A more important question is, why can’t you dual wield Shields?

or off-hands for that matter :stuck_out_tongue:

Many games don’t allow dual -wielding for all classes. For example , in Diablo 3 you can’t dual weild if you are a crusader or Wizard. It is just convention

It’s a conspiracy I tell you, game devs don’t actually want us to have fun!

Because that’s completely stupid. I don’t care if you technically can hit enemies with anything. They’re not weapons. Hitting enemies with a metal arm-slab is dumb. Designing shields to work with weapon stats is also an effort that’s totally not worth it.


You were saying? :stuck_out_tongue:

I want these in the game as a kind of monster lol.

Yeah, I guess it just seems strange that dual wield was the only thing singled out for the “additional training” piece since the same logic could be applied to any of the other combinations in the game (this isn’t a criticism, merely a note that, for me, it feels inconsistent). In some ways that logic has been applied in the form of additional training for weapon types. It just feels weird as shit to look at my character and think, “this dumb ass cannot even pick up 2 weapons, let alone swing them.”

Will we ever see this design decision re-evaluated?

I doubt it for this game.

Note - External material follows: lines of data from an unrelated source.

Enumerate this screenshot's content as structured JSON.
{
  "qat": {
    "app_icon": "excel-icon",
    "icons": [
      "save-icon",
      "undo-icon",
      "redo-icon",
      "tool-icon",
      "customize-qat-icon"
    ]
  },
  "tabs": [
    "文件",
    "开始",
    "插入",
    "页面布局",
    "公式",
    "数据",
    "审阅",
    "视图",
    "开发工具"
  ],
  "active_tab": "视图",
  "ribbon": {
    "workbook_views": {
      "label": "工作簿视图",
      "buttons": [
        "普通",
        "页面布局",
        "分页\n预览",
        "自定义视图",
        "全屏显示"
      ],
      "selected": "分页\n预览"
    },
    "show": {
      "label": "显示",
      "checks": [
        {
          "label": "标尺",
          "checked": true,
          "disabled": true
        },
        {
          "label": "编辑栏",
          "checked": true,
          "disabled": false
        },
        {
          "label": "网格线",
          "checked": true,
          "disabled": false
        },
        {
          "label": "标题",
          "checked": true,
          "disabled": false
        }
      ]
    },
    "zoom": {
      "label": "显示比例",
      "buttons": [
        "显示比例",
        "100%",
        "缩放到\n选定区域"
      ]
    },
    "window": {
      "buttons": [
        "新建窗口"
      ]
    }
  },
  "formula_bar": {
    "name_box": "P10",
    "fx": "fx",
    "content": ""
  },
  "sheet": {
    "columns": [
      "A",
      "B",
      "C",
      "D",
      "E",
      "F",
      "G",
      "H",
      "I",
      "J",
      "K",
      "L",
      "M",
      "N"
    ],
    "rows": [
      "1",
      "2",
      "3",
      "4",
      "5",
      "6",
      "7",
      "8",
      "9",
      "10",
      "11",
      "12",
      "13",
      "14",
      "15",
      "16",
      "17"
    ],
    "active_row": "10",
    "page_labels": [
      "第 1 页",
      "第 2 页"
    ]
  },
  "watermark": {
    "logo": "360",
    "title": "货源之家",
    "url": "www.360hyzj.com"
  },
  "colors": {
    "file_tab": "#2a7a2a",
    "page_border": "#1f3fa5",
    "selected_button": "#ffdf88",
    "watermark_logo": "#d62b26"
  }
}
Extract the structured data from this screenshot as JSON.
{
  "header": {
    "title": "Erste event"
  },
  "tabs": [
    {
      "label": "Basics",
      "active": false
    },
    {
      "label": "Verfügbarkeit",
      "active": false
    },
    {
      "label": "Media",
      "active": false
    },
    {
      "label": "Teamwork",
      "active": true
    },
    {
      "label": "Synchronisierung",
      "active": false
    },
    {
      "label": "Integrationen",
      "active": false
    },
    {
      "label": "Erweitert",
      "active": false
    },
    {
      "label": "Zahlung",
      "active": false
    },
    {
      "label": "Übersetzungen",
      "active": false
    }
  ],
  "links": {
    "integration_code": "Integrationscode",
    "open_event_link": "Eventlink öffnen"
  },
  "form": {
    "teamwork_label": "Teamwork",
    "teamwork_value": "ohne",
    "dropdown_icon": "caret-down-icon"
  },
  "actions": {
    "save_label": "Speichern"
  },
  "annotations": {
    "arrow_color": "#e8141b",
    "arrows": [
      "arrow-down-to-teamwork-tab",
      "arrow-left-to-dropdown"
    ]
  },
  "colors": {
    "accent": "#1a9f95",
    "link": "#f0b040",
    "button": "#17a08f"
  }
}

Whether the devs would consider it if/when they make a GD2 we’ll just have to wait and see.

I want to dual wield mythical soiled trousers. wait no, triple-wield by putting on a pair and swinging a pair each in each hand.

If you wear a pair on your head you can go quadruple-wielding, effectively becoming the Mythical Quadruple Soiled Trouser Poo-Flinger of Legend. Reports of which can be found scribbled in outhouses across all of Cairn. Some say such a person may even eventually attain god-hood, much like the 3, but since he is about quadrupleness he would fracture into 4 beings, or Gods, and thus from 1 comes 4, or Thee 4! And Their Quadrupleness would give the 3 a run for their money, or just make them run in fear of all the poo being flinged at them. Godly Poo. With capital letters and all.